**** Data for this exercise

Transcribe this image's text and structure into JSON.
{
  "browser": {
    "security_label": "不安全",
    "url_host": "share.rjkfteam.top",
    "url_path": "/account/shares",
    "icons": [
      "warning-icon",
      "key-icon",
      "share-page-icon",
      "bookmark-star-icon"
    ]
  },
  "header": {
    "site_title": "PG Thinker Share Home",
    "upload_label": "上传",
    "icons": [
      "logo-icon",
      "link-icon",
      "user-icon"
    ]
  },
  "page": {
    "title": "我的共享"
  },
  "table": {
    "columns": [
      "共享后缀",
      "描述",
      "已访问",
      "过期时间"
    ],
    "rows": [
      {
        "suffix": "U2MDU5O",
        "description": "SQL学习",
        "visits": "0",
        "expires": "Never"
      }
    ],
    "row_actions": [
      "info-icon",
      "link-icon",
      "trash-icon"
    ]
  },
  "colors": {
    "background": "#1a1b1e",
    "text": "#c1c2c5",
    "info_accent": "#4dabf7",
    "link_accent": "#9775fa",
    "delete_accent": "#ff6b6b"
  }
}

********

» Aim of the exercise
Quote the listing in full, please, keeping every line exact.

» Response to this task
Transcribe this image's text and structure into JSON.
{
  "browser": {
    "security_label": "不安全",
    "url_host": "share.rjkfteam.top",
    "url_path": "/account/shares",
    "icons": [
      "warning-icon",
      "key-icon",
      "share-page-icon",
      "bookmark-star-icon"
    ]
  },
  "header": {
    "site_title": "PG Thinker Share Home",
    "upload_label": "上传",
    "icons": [
      "logo-icon",
      "link-icon",
      "user-icon"
    ]
  },
  "page": {
    "title": "我的共享"
  },
  "table": {
    "columns": [
      "共享后缀",
      "描述",
      "已访问",
      "过期时间"
    ],
    "rows": [
      {
        "suffix": "U2MDU5O",
        "description": "SQL学习",
        "visits": "0",
        "expires": "Never"
      }
    ],
    "row_actions": [
      "info-icon",
      "link-icon",
      "trash-icon"
    ]
  },
  "colors": {
    "background": "#1a1b1e",
    "text": "#c1c2c5",
    "info_accent": "#4dabf7",
    "link_accent": "#9775fa",
    "delete_accent": "#ff6b6b"
  }
}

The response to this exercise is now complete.